WORK ORDER:
Since each line must match the original, copy out the records with no differences at all.

Saved data entries:
-------
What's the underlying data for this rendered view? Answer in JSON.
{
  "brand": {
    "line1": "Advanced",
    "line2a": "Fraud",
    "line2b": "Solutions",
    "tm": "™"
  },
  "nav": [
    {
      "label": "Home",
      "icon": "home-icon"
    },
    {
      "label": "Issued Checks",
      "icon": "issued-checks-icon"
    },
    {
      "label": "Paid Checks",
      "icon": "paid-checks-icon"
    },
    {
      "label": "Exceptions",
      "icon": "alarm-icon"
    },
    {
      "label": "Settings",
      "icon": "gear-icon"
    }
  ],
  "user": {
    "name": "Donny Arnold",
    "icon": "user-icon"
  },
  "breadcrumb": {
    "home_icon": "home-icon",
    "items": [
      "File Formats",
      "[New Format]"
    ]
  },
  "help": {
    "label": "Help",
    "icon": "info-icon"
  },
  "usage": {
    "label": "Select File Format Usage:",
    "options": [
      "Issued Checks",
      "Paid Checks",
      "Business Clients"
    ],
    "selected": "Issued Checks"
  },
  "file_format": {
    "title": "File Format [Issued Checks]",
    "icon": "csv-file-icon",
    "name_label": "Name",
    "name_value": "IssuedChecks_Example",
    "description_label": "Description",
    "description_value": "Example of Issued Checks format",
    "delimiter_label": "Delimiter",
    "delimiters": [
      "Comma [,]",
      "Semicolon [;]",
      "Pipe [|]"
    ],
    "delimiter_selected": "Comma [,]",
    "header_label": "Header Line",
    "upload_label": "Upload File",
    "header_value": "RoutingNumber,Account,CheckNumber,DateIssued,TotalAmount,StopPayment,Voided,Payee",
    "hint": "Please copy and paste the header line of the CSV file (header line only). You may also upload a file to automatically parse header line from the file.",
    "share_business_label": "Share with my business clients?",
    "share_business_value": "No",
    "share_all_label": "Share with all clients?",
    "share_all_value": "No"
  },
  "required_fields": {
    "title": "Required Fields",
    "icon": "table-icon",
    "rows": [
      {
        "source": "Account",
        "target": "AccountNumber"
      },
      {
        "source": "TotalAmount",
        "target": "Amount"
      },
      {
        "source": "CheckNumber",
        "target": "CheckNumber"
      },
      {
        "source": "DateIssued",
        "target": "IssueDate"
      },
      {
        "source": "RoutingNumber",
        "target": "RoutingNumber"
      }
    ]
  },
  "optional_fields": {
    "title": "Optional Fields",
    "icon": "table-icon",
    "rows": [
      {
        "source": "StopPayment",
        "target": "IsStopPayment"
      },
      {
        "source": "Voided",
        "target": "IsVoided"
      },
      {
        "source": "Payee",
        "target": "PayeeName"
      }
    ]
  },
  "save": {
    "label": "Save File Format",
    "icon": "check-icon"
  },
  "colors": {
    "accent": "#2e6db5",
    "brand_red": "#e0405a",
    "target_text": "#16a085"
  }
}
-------
ANSWER FOR THE TASK:
What's the underlying data for this rendered view? Answer in JSON.
{
  "brand": {
    "line1": "Advanced",
    "line2a": "Fraud",
    "line2b": "Solutions",
    "tm": "™"
  },
  "nav": [
    {
      "label": "Home",
      "icon": "home-icon"
    },
    {
      "label": "Issued Checks",
      "icon": "issued-checks-icon"
    },
    {
      "label": "Paid Checks",
      "icon": "paid-checks-icon"
    },
    {
      "label": "Exceptions",
      "icon": "alarm-icon"
    },
    {
      "label": "Settings",
      "icon": "gear-icon"
    }
  ],
  "user": {
    "name": "Donny Arnold",
    "icon": "user-icon"
  },
  "breadcrumb": {
    "home_icon": "home-icon",
    "items": [
      "File Formats",
      "[New Format]"
    ]
  },
  "help": {
    "label": "Help",
    "icon": "info-icon"
  },
  "usage": {
    "label": "Select File Format Usage:",
    "options": [
      "Issued Checks",
      "Paid Checks",
      "Business Clients"
    ],
    "selected": "Issued Checks"
  },
  "file_format": {
    "title": "File Format [Issued Checks]",
    "icon": "csv-file-icon",
    "name_label": "Name",
    "name_value": "IssuedChecks_Example",
    "description_label": "Description",
    "description_value": "Example of Issued Checks format",
    "delimiter_label": "Delimiter",
    "delimiters": [
      "Comma [,]",
      "Semicolon [;]",
      "Pipe [|]"
    ],
    "delimiter_selected": "Comma [,]",
    "header_label": "Header Line",
    "upload_label": "Upload File",
    "header_value": "RoutingNumber,Account,CheckNumber,DateIssued,TotalAmount,StopPayment,Voided,Payee",
    "hint": "Please copy and paste the header line of the CSV file (header line only). You may also upload a file to automatically parse header line from the file.",
    "share_business_label": "Share with my business clients?",
    "share_business_value": "No",
    "share_all_label": "Share with all clients?",
    "share_all_value": "No"
  },
  "required_fields": {
    "title": "Required Fields",
    "icon": "table-icon",
    "rows": [
      {
        "source": "Account",
        "target": "AccountNumber"
      },
      {
        "source": "TotalAmount",
        "target": "Amount"
      },
      {
        "source": "CheckNumber",
        "target": "CheckNumber"
      },
      {
        "source": "DateIssued",
        "target": "IssueDate"
      },
      {
        "source": "RoutingNumber",
        "target": "RoutingNumber"
      }
    ]
  },
  "optional_fields": {
    "title": "Optional Fields",
    "icon": "table-icon",
    "rows": [
      {
        "source": "StopPayment",
        "target": "IsStopPayment"
      },
      {
        "source": "Voided",
        "target": "IsVoided"
      },
      {
        "source": "Payee",
        "target": "PayeeName"
      }
    ]
  },
  "save": {
    "label": "Save File Format",
    "icon": "check-icon"
  },
  "colors": {
    "accent": "#2e6db5",
    "brand_red": "#e0405a",
    "target_text": "#16a085"
  }
}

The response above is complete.